Items from an interface collection ▸

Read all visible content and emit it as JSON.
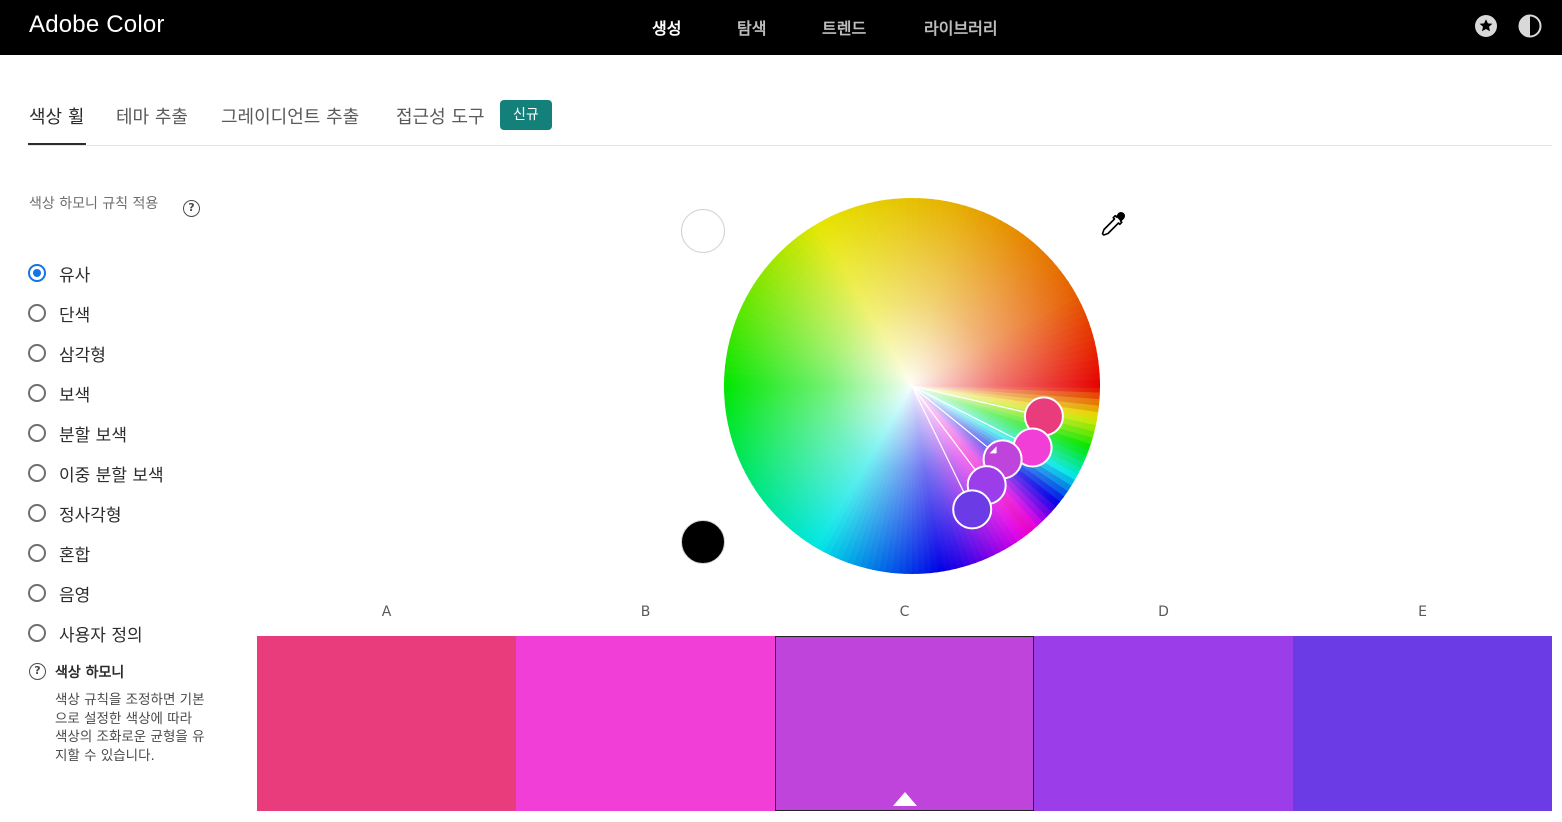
{
  "app": {
    "title": "Adobe Color",
    "nav": [
      {
        "label": "생성",
        "active": true
      },
      {
        "label": "탐색",
        "active": false
      },
      {
        "label": "트렌드",
        "active": false
      },
      {
        "label": "라이브러리",
        "active": false
      }
    ],
    "icons": [
      "star-icon",
      "dark-mode-icon"
    ]
  },
  "tabs": {
    "items": [
      {
        "label": "색상 휠",
        "active": true
      },
      {
        "label": "테마 추출",
        "active": false
      },
      {
        "label": "그레이디언트 추출",
        "active": false
      },
      {
        "label": "접근성 도구",
        "active": false
      }
    ],
    "badge": "신규"
  },
  "sidebar": {
    "rule_title": "색상 하모니 규칙 적용",
    "help_glyph": "?",
    "rules": [
      {
        "label": "유사",
        "checked": true
      },
      {
        "label": "단색",
        "checked": false
      },
      {
        "label": "삼각형",
        "checked": false
      },
      {
        "label": "보색",
        "checked": false
      },
      {
        "label": "분할 보색",
        "checked": false
      },
      {
        "label": "이중 분할 보색",
        "checked": false
      },
      {
        "label": "정사각형",
        "checked": false
      },
      {
        "label": "혼합",
        "checked": false
      },
      {
        "label": "음영",
        "checked": false
      },
      {
        "label": "사용자 정의",
        "checked": false
      }
    ],
    "info": {
      "title": "색상 하모니",
      "body": "색상 규칙을 조정하면 기본으로 설정한 색상에 따라 색상의 조화로운 균형을 유지할 수 있습니다."
    }
  },
  "wheel": {
    "icons": [
      "eyedropper-icon",
      "white-swatch",
      "black-swatch"
    ],
    "handle_colors": [
      "#e93c7c",
      "#f03ed6",
      "#bf44dc",
      "#9b3de8",
      "#6b3be6"
    ],
    "base_index": 2
  },
  "swatches": {
    "items": [
      {
        "label": "A",
        "color": "#e93c7c"
      },
      {
        "label": "B",
        "color": "#f03ed6"
      },
      {
        "label": "C",
        "color": "#bf44dc"
      },
      {
        "label": "D",
        "color": "#9b3de8"
      },
      {
        "label": "E",
        "color": "#6b3be6"
      }
    ],
    "selected_index": 2
  }
}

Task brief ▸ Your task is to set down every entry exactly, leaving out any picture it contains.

Answer to the exercise ▸
Read all visible content and emit it as JSON.
{
  "app": {
    "title": "Adobe Color",
    "nav": [
      {
        "label": "생성",
        "active": true
      },
      {
        "label": "탐색",
        "active": false
      },
      {
        "label": "트렌드",
        "active": false
      },
      {
        "label": "라이브러리",
        "active": false
      }
    ],
    "icons": [
      "star-icon",
      "dark-mode-icon"
    ]
  },
  "tabs": {
    "items": [
      {
        "label": "색상 휠",
        "active": true
      },
      {
        "label": "테마 추출",
        "active": false
      },
      {
        "label": "그레이디언트 추출",
        "active": false
      },
      {
        "label": "접근성 도구",
        "active": false
      }
    ],
    "badge": "신규"
  },
  "sidebar": {
    "rule_title": "색상 하모니 규칙 적용",
    "help_glyph": "?",
    "rules": [
      {
        "label": "유사",
        "checked": true
      },
      {
        "label": "단색",
        "checked": false
      },
      {
        "label": "삼각형",
        "checked": false
      },
      {
        "label": "보색",
        "checked": false
      },
      {
        "label": "분할 보색",
        "checked": false
      },
      {
        "label": "이중 분할 보색",
        "checked": false
      },
      {
        "label": "정사각형",
        "checked": false
      },
      {
        "label": "혼합",
        "checked": false
      },
      {
        "label": "음영",
        "checked": false
      },
      {
        "label": "사용자 정의",
        "checked": false
      }
    ],
    "info": {
      "title": "색상 하모니",
      "body": "색상 규칙을 조정하면 기본으로 설정한 색상에 따라 색상의 조화로운 균형을 유지할 수 있습니다."
    }
  },
  "wheel": {
    "icons": [
      "eyedropper-icon",
      "white-swatch",
      "black-swatch"
    ],
    "handle_colors": [
      "#e93c7c",
      "#f03ed6",
      "#bf44dc",
      "#9b3de8",
      "#6b3be6"
    ],
    "base_index": 2
  },
  "swatches": {
    "items": [
      {
        "label": "A",
        "color": "#e93c7c"
      },
      {
        "label": "B",
        "color": "#f03ed6"
      },
      {
        "label": "C",
        "color": "#bf44dc"
      },
      {
        "label": "D",
        "color": "#9b3de8"
      },
      {
        "label": "E",
        "color": "#6b3be6"
      }
    ],
    "selected_index": 2
  }
}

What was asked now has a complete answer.